### What you have to do
Write out each entry once more so that it matches the original exactly.

══ Task data ══

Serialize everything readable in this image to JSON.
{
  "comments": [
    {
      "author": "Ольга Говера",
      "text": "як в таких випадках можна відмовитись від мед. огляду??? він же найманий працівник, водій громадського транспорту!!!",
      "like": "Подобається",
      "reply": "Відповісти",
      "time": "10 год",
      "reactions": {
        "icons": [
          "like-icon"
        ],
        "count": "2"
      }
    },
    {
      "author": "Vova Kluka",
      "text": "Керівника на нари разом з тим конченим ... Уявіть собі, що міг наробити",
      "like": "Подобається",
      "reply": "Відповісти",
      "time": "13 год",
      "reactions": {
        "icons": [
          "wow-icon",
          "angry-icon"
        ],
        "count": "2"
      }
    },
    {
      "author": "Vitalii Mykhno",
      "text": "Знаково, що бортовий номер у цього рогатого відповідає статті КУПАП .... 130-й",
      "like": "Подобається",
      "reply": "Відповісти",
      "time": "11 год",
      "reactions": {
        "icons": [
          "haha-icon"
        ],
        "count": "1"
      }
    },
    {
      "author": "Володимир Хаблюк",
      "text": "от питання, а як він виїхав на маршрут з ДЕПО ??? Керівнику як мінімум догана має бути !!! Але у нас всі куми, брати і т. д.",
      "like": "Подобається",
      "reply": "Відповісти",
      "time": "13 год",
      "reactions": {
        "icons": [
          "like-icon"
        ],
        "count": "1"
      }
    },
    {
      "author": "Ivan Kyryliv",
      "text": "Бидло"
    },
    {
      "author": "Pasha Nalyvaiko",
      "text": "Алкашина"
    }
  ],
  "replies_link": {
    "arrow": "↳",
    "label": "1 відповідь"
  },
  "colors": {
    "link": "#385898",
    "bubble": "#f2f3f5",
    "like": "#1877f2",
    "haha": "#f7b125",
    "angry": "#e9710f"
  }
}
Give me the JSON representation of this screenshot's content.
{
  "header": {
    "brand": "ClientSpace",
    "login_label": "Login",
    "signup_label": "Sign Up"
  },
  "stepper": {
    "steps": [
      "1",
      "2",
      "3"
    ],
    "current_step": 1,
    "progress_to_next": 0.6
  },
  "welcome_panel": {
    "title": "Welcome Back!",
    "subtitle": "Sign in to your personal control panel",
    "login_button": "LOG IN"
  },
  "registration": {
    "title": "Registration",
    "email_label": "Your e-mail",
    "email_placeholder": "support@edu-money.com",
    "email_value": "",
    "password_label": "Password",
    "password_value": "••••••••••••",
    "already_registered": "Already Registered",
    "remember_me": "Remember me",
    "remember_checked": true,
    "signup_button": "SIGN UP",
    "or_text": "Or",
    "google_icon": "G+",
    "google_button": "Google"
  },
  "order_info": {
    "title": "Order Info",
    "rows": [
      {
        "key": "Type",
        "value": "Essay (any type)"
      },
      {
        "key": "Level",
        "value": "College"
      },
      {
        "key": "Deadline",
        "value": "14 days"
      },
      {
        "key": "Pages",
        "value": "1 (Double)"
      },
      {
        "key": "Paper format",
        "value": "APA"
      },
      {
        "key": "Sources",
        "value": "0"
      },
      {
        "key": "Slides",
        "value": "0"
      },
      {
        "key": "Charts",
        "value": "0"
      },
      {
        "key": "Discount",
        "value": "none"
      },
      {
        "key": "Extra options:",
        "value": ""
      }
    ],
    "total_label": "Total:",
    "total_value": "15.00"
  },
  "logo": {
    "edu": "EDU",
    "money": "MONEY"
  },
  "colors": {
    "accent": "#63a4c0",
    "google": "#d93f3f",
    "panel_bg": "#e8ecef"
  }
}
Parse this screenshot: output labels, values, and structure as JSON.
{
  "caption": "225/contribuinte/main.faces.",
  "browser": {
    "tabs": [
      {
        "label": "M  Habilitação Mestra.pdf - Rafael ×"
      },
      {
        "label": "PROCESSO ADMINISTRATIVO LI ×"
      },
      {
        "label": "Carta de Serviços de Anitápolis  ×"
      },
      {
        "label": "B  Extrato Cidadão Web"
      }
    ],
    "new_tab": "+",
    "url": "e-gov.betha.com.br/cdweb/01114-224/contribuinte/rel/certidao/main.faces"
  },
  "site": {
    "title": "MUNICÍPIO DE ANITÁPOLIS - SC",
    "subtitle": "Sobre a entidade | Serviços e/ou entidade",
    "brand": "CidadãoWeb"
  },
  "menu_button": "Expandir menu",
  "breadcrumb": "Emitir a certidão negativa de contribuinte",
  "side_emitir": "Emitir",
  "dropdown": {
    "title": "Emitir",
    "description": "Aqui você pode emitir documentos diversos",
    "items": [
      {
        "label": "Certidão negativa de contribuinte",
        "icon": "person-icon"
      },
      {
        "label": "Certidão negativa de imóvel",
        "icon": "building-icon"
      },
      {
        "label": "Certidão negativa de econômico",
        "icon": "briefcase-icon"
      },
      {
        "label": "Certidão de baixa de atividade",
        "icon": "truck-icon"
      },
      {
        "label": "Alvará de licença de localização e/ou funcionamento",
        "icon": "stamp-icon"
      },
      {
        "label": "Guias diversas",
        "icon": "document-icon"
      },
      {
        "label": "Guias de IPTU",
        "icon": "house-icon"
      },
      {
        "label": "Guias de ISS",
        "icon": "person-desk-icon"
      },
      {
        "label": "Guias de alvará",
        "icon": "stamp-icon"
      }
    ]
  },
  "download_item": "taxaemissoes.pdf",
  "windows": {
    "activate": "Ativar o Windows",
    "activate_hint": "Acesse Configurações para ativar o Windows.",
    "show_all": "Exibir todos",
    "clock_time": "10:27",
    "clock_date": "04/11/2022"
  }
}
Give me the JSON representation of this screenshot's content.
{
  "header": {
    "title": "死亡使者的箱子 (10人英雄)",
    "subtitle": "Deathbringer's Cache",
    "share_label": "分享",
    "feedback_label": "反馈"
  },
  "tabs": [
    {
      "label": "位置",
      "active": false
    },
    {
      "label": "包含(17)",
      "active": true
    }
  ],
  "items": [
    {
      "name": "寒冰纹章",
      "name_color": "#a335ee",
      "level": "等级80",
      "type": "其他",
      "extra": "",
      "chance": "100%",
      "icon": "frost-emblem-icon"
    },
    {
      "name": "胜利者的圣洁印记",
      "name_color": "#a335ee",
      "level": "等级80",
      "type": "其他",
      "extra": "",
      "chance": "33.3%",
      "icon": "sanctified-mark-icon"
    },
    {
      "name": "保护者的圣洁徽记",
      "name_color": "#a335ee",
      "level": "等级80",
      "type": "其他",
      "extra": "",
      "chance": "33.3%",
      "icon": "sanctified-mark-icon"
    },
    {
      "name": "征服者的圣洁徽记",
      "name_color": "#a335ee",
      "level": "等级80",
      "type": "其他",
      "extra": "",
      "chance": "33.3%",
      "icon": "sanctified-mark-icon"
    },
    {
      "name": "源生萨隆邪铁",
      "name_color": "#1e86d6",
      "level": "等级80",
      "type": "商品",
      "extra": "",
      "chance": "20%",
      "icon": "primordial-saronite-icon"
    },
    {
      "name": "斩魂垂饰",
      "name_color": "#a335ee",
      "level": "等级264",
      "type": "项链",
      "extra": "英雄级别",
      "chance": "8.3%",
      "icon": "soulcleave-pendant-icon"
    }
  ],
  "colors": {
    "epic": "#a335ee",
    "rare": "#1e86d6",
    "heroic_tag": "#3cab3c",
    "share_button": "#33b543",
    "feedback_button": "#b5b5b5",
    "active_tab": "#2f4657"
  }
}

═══

### Exercise output
Serialize everything readable in this image to JSON.
{
  "comments": [
    {
      "author": "Ольга Говера",
      "text": "як в таких випадках можна відмовитись від мед. огляду??? він же найманий працівник, водій громадського транспорту!!!",
      "like": "Подобається",
      "reply": "Відповісти",
      "time": "10 год",
      "reactions": {
        "icons": [
          "like-icon"
        ],
        "count": "2"
      }
    },
    {
      "author": "Vova Kluka",
      "text": "Керівника на нари разом з тим конченим ... Уявіть собі, що міг наробити",
      "like": "Подобається",
      "reply": "Відповісти",
      "time": "13 год",
      "reactions": {
        "icons": [
          "wow-icon",
          "angry-icon"
        ],
        "count": "2"
      }
    },
    {
      "author": "Vitalii Mykhno",
      "text": "Знаково, що бортовий номер у цього рогатого відповідає статті КУПАП .... 130-й",
      "like": "Подобається",
      "reply": "Відповісти",
      "time": "11 год",
      "reactions": {
        "icons": [
          "haha-icon"
        ],
        "count": "1"
      }
    },
    {
      "author": "Володимир Хаблюк",
      "text": "от питання, а як він виїхав на маршрут з ДЕПО ??? Керівнику як мінімум догана має бути !!! Але у нас всі куми, брати і т. д.",
      "like": "Подобається",
      "reply": "Відповісти",
      "time": "13 год",
      "reactions": {
        "icons": [
          "like-icon"
        ],
        "count": "1"
      }
    },
    {
      "author": "Ivan Kyryliv",
      "text": "Бидло"
    },
    {
      "author": "Pasha Nalyvaiko",
      "text": "Алкашина"
    }
  ],
  "replies_link": {
    "arrow": "↳",
    "label": "1 відповідь"
  },
  "colors": {
    "link": "#385898",
    "bubble": "#f2f3f5",
    "like": "#1877f2",
    "haha": "#f7b125",
    "angry": "#e9710f"
  }
}
Give me the JSON representation of this screenshot's content.
{
  "header": {
    "brand": "ClientSpace",
    "login_label": "Login",
    "signup_label": "Sign Up"
  },
  "stepper": {
    "steps": [
      "1",
      "2",
      "3"
    ],
    "current_step": 1,
    "progress_to_next": 0.6
  },
  "welcome_panel": {
    "title": "Welcome Back!",
    "subtitle": "Sign in to your personal control panel",
    "login_button": "LOG IN"
  },
  "registration": {
    "title": "Registration",
    "email_label": "Your e-mail",
    "email_placeholder": "support@edu-money.com",
    "email_value": "",
    "password_label": "Password",
    "password_value": "••••••••••••",
    "already_registered": "Already Registered",
    "remember_me": "Remember me",
    "remember_checked": true,
    "signup_button": "SIGN UP",
    "or_text": "Or",
    "google_icon": "G+",
    "google_button": "Google"
  },
  "order_info": {
    "title": "Order Info",
    "rows": [
      {
        "key": "Type",
        "value": "Essay (any type)"
      },
      {
        "key": "Level",
        "value": "College"
      },
      {
        "key": "Deadline",
        "value": "14 days"
      },
      {
        "key": "Pages",
        "value": "1 (Double)"
      },
      {
        "key": "Paper format",
        "value": "APA"
      },
      {
        "key": "Sources",
        "value": "0"
      },
      {
        "key": "Slides",
        "value": "0"
      },
      {
        "key": "Charts",
        "value": "0"
      },
      {
        "key": "Discount",
        "value": "none"
      },
      {
        "key": "Extra options:",
        "value": ""
      }
    ],
    "total_label": "Total:",
    "total_value": "15.00"
  },
  "logo": {
    "edu": "EDU",
    "money": "MONEY"
  },
  "colors": {
    "accent": "#63a4c0",
    "google": "#d93f3f",
    "panel_bg": "#e8ecef"
  }
}
Parse this screenshot: output labels, values, and structure as JSON.
{
  "caption": "225/contribuinte/main.faces.",
  "browser": {
    "tabs": [
      {
        "label": "M  Habilitação Mestra.pdf - Rafael ×"
      },
      {
        "label": "PROCESSO ADMINISTRATIVO LI ×"
      },
      {
        "label": "Carta de Serviços de Anitápolis  ×"
      },
      {
        "label": "B  Extrato Cidadão Web"
      }
    ],
    "new_tab": "+",
    "url": "e-gov.betha.com.br/cdweb/01114-224/contribuinte/rel/certidao/main.faces"
  },
  "site": {
    "title": "MUNICÍPIO DE ANITÁPOLIS - SC",
    "subtitle": "Sobre a entidade | Serviços e/ou entidade",
    "brand": "CidadãoWeb"
  },
  "menu_button": "Expandir menu",
  "breadcrumb": "Emitir a certidão negativa de contribuinte",
  "side_emitir": "Emitir",
  "dropdown": {
    "title": "Emitir",
    "description": "Aqui você pode emitir documentos diversos",
    "items": [
      {
        "label": "Certidão negativa de contribuinte",
        "icon": "person-icon"
      },
      {
        "label": "Certidão negativa de imóvel",
        "icon": "building-icon"
      },
      {
        "label": "Certidão negativa de econômico",
        "icon": "briefcase-icon"
      },
      {
        "label": "Certidão de baixa de atividade",
        "icon": "truck-icon"
      },
      {
        "label": "Alvará de licença de localização e/ou funcionamento",
        "icon": "stamp-icon"
      },
      {
        "label": "Guias diversas",
        "icon": "document-icon"
      },
      {
        "label": "Guias de IPTU",
        "icon": "house-icon"
      },
      {
        "label": "Guias de ISS",
        "icon": "person-desk-icon"
      },
      {
        "label": "Guias de alvará",
        "icon": "stamp-icon"
      }
    ]
  },
  "download_item": "taxaemissoes.pdf",
  "windows": {
    "activate": "Ativar o Windows",
    "activate_hint": "Acesse Configurações para ativar o Windows.",
    "show_all": "Exibir todos",
    "clock_time": "10:27",
    "clock_date": "04/11/2022"
  }
}
Give me the JSON representation of this screenshot's content.
{
  "header": {
    "title": "死亡使者的箱子 (10人英雄)",
    "subtitle": "Deathbringer's Cache",
    "share_label": "分享",
    "feedback_label": "反馈"
  },
  "tabs": [
    {
      "label": "位置",
      "active": false
    },
    {
      "label": "包含(17)",
      "active": true
    }
  ],
  "items": [
    {
      "name": "寒冰纹章",
      "name_color": "#a335ee",
      "level": "等级80",
      "type": "其他",
      "extra": "",
      "chance": "100%",
      "icon": "frost-emblem-icon"
    },
    {
      "name": "胜利者的圣洁印记",
      "name_color": "#a335ee",
      "level": "等级80",
      "type": "其他",
      "extra": "",
      "chance": "33.3%",
      "icon": "sanctified-mark-icon"
    },
    {
      "name": "保护者的圣洁徽记",
      "name_color": "#a335ee",
      "level": "等级80",
      "type": "其他",
      "extra": "",
      "chance": "33.3%",
      "icon": "sanctified-mark-icon"
    },
    {
      "name": "征服者的圣洁徽记",
      "name_color": "#a335ee",
      "level": "等级80",
      "type": "其他",
      "extra": "",
      "chance": "33.3%",
      "icon": "sanctified-mark-icon"
    },
    {
      "name": "源生萨隆邪铁",
      "name_color": "#1e86d6",
      "level": "等级80",
      "type": "商品",
      "extra": "",
      "chance": "20%",
      "icon": "primordial-saronite-icon"
    },
    {
      "name": "斩魂垂饰",
      "name_color": "#a335ee",
      "level": "等级264",
      "type": "项链",
      "extra": "英雄级别",
      "chance": "8.3%",
      "icon": "soulcleave-pendant-icon"
    }
  ],
  "colors": {
    "epic": "#a335ee",
    "rare": "#1e86d6",
    "heroic_tag": "#3cab3c",
    "share_button": "#33b543",
    "feedback_button": "#b5b5b5",
    "active_tab": "#2f4657"
  }
}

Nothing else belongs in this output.